→ **Problem**
Please filter the entries and return only the lines that include "channel".

→ **Extracted information**
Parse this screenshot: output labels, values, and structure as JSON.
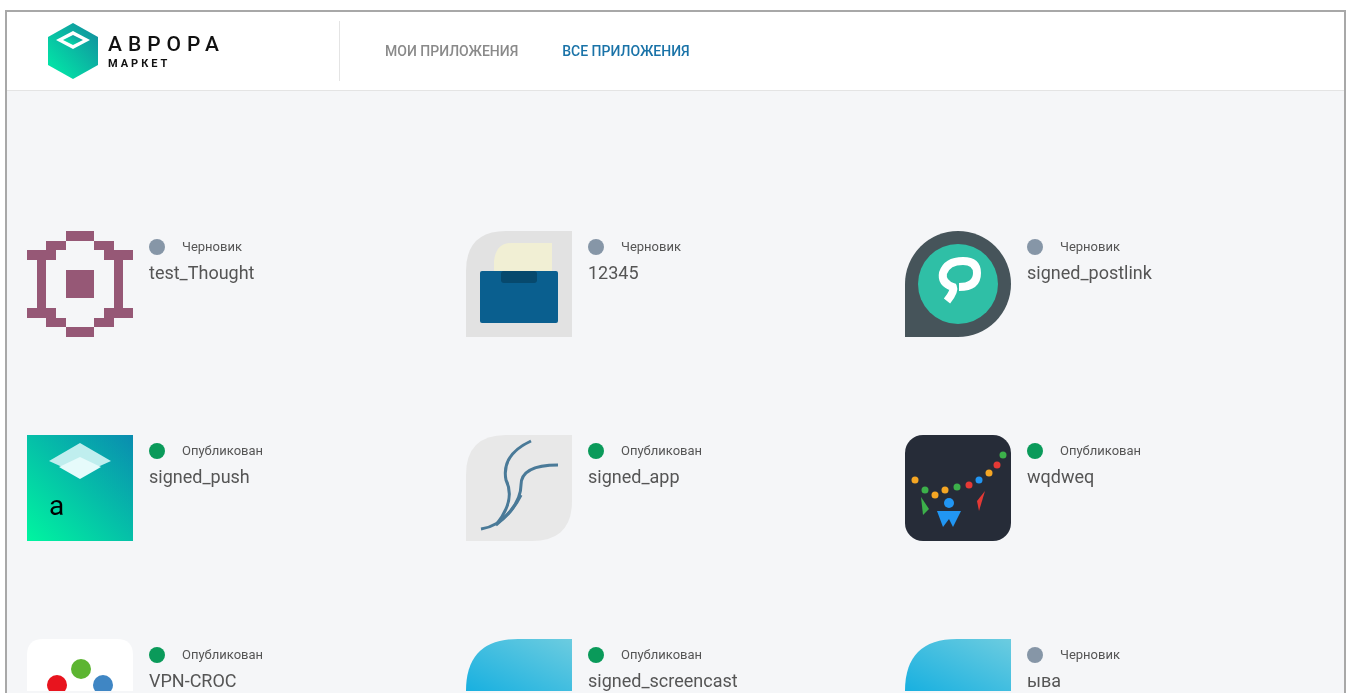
{
  "logo": {
    "title": "АВРОРА",
    "subtitle": "МАРКЕТ"
  },
  "tabs": [
    {
      "label": "МОИ ПРИЛОЖЕНИЯ",
      "selected": false
    },
    {
      "label": "ВСЕ ПРИЛОЖЕНИЯ",
      "selected": true
    }
  ],
  "apps": [
    {
      "name": "test_Thought",
      "status": "Черновик",
      "color": "#8696a7"
    },
    {
      "name": "12345",
      "status": "Черновик",
      "color": "#8696a7"
    },
    {
      "name": "signed_postlink",
      "status": "Черновик",
      "color": "#8696a7"
    },
    {
      "name": "signed_push",
      "status": "Опубликован",
      "color": "#0a9a5a",
      "icon_letter": "a"
    },
    {
      "name": "signed_app",
      "status": "Опубликован",
      "color": "#0a9a5a"
    },
    {
      "name": "wqdweq",
      "status": "Опубликован",
      "color": "#0a9a5a"
    },
    {
      "name": "VPN-CROC",
      "status": "Опубликован",
      "color": "#0a9a5a"
    },
    {
      "name": "signed_screencast",
      "status": "Опубликован",
      "color": "#0a9a5a"
    },
    {
      "name": "ыва",
      "status": "Черновик",
      "color": "#8696a7"
    }
  ]
}
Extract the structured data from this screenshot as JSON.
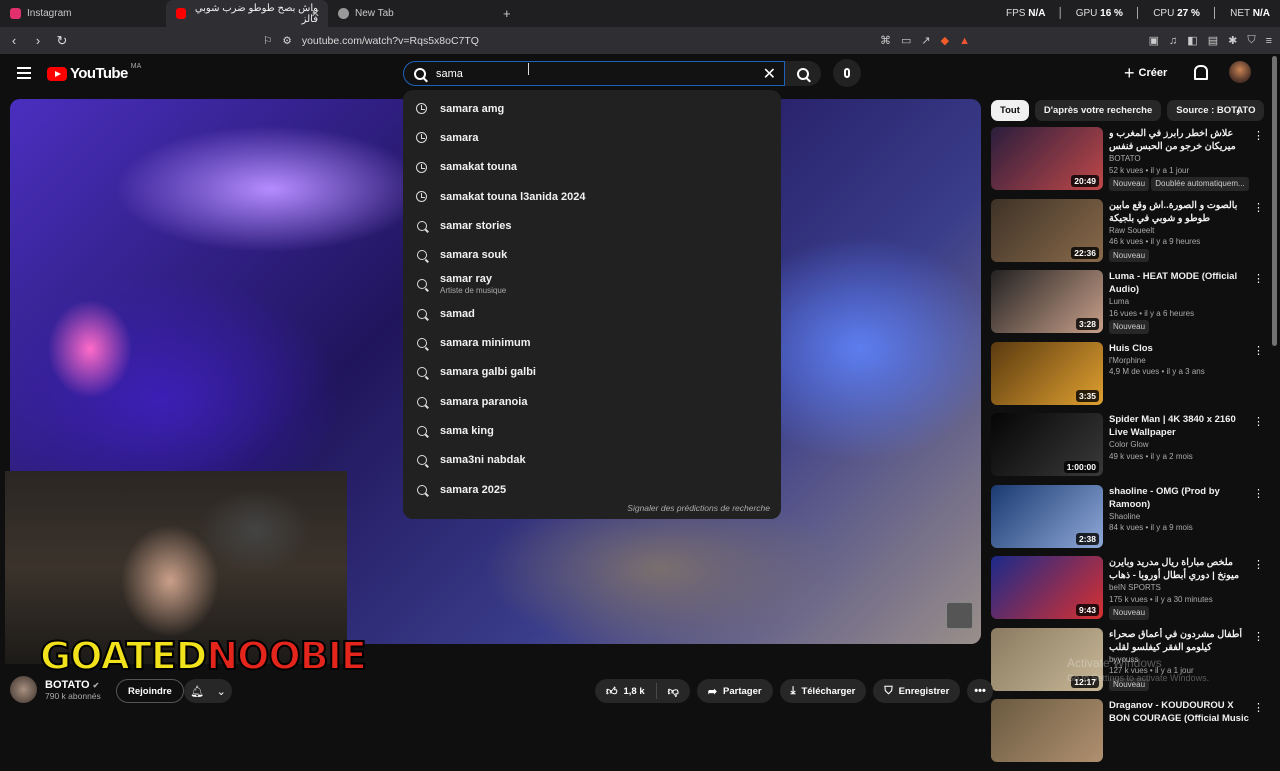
{
  "browser": {
    "tabs": [
      {
        "label": "Instagram",
        "color": "#e1306c"
      },
      {
        "label": "واش بصح طوطو ضرب شوبي فالز",
        "color": "#ff0000"
      },
      {
        "label": "New Tab",
        "color": "#999999"
      }
    ],
    "new_tab": "+",
    "stats": {
      "fps_label": "FPS",
      "fps": "N/A",
      "gpu_label": "GPU",
      "gpu": "16 %",
      "cpu_label": "CPU",
      "cpu": "27 %",
      "net_label": "NET",
      "net": "N/A"
    },
    "url": "youtube.com/watch?v=Rqs5x8oC7TQ"
  },
  "youtube": {
    "logo_text": "YouTube",
    "region": "MA",
    "search_value": "sama",
    "create_label": "Créer",
    "suggestions": [
      {
        "text": "samara amg",
        "type": "history"
      },
      {
        "text": "samara",
        "type": "history"
      },
      {
        "text": "samakat touna",
        "type": "history"
      },
      {
        "text": "samakat touna l3anida 2024",
        "type": "history"
      },
      {
        "text": "samar stories",
        "type": "search"
      },
      {
        "text": "samara souk",
        "type": "search"
      },
      {
        "text": "samar ray",
        "type": "search",
        "sub": "Artiste de musique"
      },
      {
        "text": "samad",
        "type": "search"
      },
      {
        "text": "samara minimum",
        "type": "search"
      },
      {
        "text": "samara galbi galbi",
        "type": "search"
      },
      {
        "text": "samara paranoia",
        "type": "search"
      },
      {
        "text": "sama king",
        "type": "search"
      },
      {
        "text": "sama3ni nabdak",
        "type": "search"
      },
      {
        "text": "samara 2025",
        "type": "search"
      }
    ],
    "report_label": "Signaler des prédictions de recherche"
  },
  "video": {
    "overlay_text_1": "GOATED",
    "overlay_text_2": "NOOBIE",
    "channel": "BOTATO",
    "subscribers": "790 k abonnés",
    "join_label": "Rejoindre",
    "likes": "1,8 k",
    "share_label": "Partager",
    "download_label": "Télécharger",
    "save_label": "Enregistrer"
  },
  "sidebar": {
    "chips": [
      "Tout",
      "D'après votre recherche",
      "Source : BOTATO"
    ],
    "recommendations": [
      {
        "title": "علاش اخطر رابرز في المغرب و ميريكان خرجو من الحبس فنفس الوقت؟",
        "channel": "BOTATO",
        "meta": "52 k vues • il y a 1 jour",
        "badge": "Nouveau",
        "extra": "Doublée automatiquem...",
        "duration": "20:49",
        "c1": "#2a1d3d",
        "c2": "#c04848"
      },
      {
        "title": "بالصوت و الصورة..اش وقع مابين طوطو و شوبي في بلجيكة",
        "channel": "Raw Soueelt",
        "meta": "46 k vues • il y a 9 heures",
        "badge": "Nouveau",
        "extra": "",
        "duration": "22:36",
        "c1": "#3d3227",
        "c2": "#8a6a4a"
      },
      {
        "title": "Luma - HEAT MODE (Official Audio)",
        "channel": "Luma",
        "meta": "16 vues • il y a 6 heures",
        "badge": "Nouveau",
        "extra": "",
        "duration": "3:28",
        "c1": "#222222",
        "c2": "#c9a08a"
      },
      {
        "title": "Huis Clos",
        "channel": "l'Morphine",
        "meta": "4,9 M de vues • il y a 3 ans",
        "badge": "",
        "extra": "",
        "duration": "3:35",
        "c1": "#5a3a10",
        "c2": "#e0a030"
      },
      {
        "title": "Spider Man | 4K 3840 x 2160 Live Wallpaper",
        "channel": "Color Glow",
        "meta": "49 k vues • il y a 2 mois",
        "badge": "",
        "extra": "",
        "duration": "1:00:00",
        "c1": "#050505",
        "c2": "#3a3a3a"
      },
      {
        "title": "shaoline - OMG (Prod by Ramoon)",
        "channel": "Shaoline",
        "meta": "84 k vues • il y a 9 mois",
        "badge": "",
        "extra": "",
        "duration": "2:38",
        "c1": "#1a3a70",
        "c2": "#8fa8d8"
      },
      {
        "title": "ملخص مباراة ريال مدريد وبايرن ميونخ | دوري أبطال أوروبا - ذهاب الدور ربع ...",
        "channel": "beIN SPORTS",
        "meta": "175 k vues • il y a 30 minutes",
        "badge": "Nouveau",
        "extra": "",
        "duration": "9:43",
        "c1": "#1a2a8a",
        "c2": "#d83030"
      },
      {
        "title": "أطفال مشردون في أعماق صحراء كيلومو الفقر كيفلسو لقلب",
        "channel": "byyouss",
        "meta": "127 k vues • il y a 1 jour",
        "badge": "Nouveau",
        "extra": "",
        "duration": "12:17",
        "c1": "#8a7a60",
        "c2": "#c8b898"
      },
      {
        "title": "Draganov - KOUDOUROU X BON COURAGE (Official Music Video)",
        "channel": "",
        "meta": "",
        "badge": "",
        "extra": "",
        "duration": "",
        "c1": "#6a5a40",
        "c2": "#b09070"
      }
    ]
  },
  "watermark": {
    "line1": "Activate Windows",
    "line2": "Go to Settings to activate Windows."
  }
}
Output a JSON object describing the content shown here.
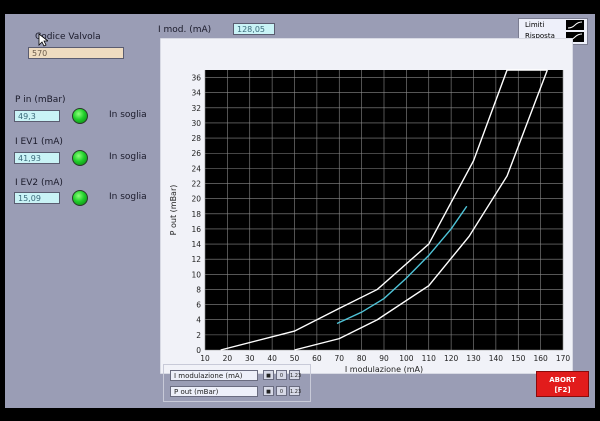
{
  "valve": {
    "label": "Codice Valvola",
    "value": "570"
  },
  "imod": {
    "label": "I mod. (mA)",
    "value": "128,05"
  },
  "readings": [
    {
      "label": "P in (mBar)",
      "value": "49,3",
      "status": "In soglia"
    },
    {
      "label": "I EV1 (mA)",
      "value": "41,93",
      "status": "In soglia"
    },
    {
      "label": "I EV2 (mA)",
      "value": "15,09",
      "status": "In soglia"
    }
  ],
  "legend": {
    "limits": "Limiti",
    "response": "Risposta"
  },
  "chart_data": {
    "type": "line",
    "xlabel": "I modulazione (mA)",
    "ylabel": "P out (mBar)",
    "xlim": [
      10,
      170
    ],
    "ylim": [
      0,
      37
    ],
    "xticks": [
      10,
      20,
      30,
      40,
      50,
      60,
      70,
      80,
      90,
      100,
      110,
      120,
      130,
      140,
      150,
      160,
      170
    ],
    "yticks": [
      0,
      2,
      4,
      6,
      8,
      10,
      12,
      14,
      16,
      18,
      20,
      22,
      24,
      26,
      28,
      30,
      32,
      34,
      36
    ],
    "grid": true,
    "series": [
      {
        "name": "Limiti",
        "color": "#ffffff",
        "x": [
          17,
          50,
          70,
          87,
          110,
          130,
          145,
          163,
          163
        ],
        "y": [
          0,
          2.5,
          5.5,
          8,
          14,
          25,
          37,
          37,
          37
        ]
      },
      {
        "name": "Limiti",
        "color": "#ffffff",
        "x": [
          50,
          70,
          87,
          110,
          128,
          145,
          163
        ],
        "y": [
          0,
          1.5,
          4,
          8.5,
          15,
          23,
          37
        ]
      },
      {
        "name": "Risposta",
        "color": "#4fc4d8",
        "x": [
          69,
          80,
          90,
          100,
          110,
          120,
          127
        ],
        "y": [
          3.5,
          5,
          6.8,
          9.5,
          12.5,
          16,
          19
        ]
      }
    ]
  },
  "bottom_panel": {
    "x_axis_label": "I modulazione (mA)",
    "y_axis_label": "P out (mBar)",
    "buttons": [
      "0",
      "1.23"
    ]
  },
  "abort": {
    "line1": "ABORT",
    "line2": "[F2]"
  }
}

→ **Expected answer**
    "channel": "BOTATO",
        "channel": "BOTATO",
        "channel": "Raw Soueelt",
        "channel": "Luma",
        "channel": "l'Morphine",
        "channel": "Color Glow",
        "channel": "Shaoline",
        "channel": "beIN SPORTS",
        "channel": "byyouss",
        "channel": "",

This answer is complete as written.